Entries taken from a collection
= = = = =

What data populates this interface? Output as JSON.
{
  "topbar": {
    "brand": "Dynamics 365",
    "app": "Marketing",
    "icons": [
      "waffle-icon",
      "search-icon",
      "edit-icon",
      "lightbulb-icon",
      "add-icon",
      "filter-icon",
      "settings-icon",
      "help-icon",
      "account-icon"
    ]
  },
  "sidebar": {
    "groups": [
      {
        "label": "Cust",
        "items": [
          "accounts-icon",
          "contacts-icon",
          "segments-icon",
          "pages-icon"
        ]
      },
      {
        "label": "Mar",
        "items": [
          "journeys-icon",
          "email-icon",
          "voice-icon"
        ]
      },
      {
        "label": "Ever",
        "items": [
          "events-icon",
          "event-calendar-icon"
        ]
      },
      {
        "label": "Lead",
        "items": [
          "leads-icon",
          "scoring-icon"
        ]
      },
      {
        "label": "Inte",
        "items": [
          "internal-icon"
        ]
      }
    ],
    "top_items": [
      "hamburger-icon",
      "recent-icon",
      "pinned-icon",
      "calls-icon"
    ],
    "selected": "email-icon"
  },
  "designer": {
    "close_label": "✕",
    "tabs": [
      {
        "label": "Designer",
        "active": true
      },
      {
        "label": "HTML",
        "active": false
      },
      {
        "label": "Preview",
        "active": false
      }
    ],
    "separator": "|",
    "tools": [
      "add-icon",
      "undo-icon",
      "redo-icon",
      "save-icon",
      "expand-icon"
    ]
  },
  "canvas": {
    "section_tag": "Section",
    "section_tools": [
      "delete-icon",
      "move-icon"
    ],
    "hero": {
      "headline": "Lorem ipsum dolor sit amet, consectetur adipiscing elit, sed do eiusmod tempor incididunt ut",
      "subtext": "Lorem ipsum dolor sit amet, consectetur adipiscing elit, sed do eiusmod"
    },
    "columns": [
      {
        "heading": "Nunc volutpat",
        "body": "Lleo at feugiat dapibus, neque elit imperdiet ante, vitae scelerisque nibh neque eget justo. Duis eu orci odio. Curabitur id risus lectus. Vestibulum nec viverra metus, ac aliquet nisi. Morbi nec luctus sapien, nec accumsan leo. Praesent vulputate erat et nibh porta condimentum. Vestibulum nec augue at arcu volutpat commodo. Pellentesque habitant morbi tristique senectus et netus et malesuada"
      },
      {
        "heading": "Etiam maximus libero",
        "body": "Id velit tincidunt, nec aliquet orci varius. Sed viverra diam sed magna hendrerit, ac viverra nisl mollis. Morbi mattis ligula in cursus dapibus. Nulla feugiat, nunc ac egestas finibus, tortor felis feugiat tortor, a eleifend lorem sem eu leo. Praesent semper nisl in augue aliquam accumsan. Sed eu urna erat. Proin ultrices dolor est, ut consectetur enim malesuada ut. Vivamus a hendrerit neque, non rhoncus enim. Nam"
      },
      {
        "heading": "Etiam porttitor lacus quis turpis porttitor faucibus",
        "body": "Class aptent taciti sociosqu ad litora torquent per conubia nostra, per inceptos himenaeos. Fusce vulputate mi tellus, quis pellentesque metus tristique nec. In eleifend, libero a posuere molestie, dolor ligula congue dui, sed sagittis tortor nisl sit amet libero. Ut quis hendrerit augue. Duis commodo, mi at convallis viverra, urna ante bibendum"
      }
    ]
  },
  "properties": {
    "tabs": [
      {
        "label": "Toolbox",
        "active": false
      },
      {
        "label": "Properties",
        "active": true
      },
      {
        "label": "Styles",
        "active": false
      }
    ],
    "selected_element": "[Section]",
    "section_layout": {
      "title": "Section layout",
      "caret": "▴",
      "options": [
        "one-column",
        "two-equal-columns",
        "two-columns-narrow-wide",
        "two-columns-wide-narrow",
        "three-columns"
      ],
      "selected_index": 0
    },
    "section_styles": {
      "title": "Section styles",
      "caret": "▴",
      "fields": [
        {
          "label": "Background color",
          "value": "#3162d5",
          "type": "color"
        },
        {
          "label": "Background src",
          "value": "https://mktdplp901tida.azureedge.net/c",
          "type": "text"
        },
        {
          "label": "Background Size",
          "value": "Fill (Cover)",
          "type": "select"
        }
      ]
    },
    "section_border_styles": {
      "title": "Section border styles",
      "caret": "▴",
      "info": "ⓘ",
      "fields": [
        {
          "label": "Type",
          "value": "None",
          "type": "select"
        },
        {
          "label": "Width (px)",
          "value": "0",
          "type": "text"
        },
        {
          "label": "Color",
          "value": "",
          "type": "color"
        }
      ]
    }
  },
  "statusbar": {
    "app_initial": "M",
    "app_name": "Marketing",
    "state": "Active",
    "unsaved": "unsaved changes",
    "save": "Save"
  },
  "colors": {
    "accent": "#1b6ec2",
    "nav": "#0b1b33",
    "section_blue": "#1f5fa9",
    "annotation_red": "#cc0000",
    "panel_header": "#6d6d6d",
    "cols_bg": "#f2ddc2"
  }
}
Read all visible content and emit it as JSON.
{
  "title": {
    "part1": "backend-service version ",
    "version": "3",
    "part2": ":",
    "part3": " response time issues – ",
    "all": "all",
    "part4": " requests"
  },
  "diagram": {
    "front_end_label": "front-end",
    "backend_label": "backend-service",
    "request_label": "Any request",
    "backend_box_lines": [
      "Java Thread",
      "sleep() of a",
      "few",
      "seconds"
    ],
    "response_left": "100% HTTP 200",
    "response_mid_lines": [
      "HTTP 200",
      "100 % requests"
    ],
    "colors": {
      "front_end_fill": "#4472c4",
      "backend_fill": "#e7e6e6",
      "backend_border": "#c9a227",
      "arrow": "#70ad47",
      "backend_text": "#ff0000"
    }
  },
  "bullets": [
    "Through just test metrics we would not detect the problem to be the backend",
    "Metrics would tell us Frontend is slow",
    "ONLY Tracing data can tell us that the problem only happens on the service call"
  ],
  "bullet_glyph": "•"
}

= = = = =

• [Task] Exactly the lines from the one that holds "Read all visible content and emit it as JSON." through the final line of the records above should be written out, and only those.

• [Answer below]
Read all visible content and emit it as JSON.
{
  "title": {
    "part1": "backend-service version ",
    "version": "3",
    "part2": ":",
    "part3": " response time issues – ",
    "all": "all",
    "part4": " requests"
  },
  "diagram": {
    "front_end_label": "front-end",
    "backend_label": "backend-service",
    "request_label": "Any request",
    "backend_box_lines": [
      "Java Thread",
      "sleep() of a",
      "few",
      "seconds"
    ],
    "response_left": "100% HTTP 200",
    "response_mid_lines": [
      "HTTP 200",
      "100 % requests"
    ],
    "colors": {
      "front_end_fill": "#4472c4",
      "backend_fill": "#e7e6e6",
      "backend_border": "#c9a227",
      "arrow": "#70ad47",
      "backend_text": "#ff0000"
    }
  },
  "bullets": [
    "Through just test metrics we would not detect the problem to be the backend",
    "Metrics would tell us Frontend is slow",
    "ONLY Tracing data can tell us that the problem only happens on the service call"
  ],
  "bullet_glyph": "•"
}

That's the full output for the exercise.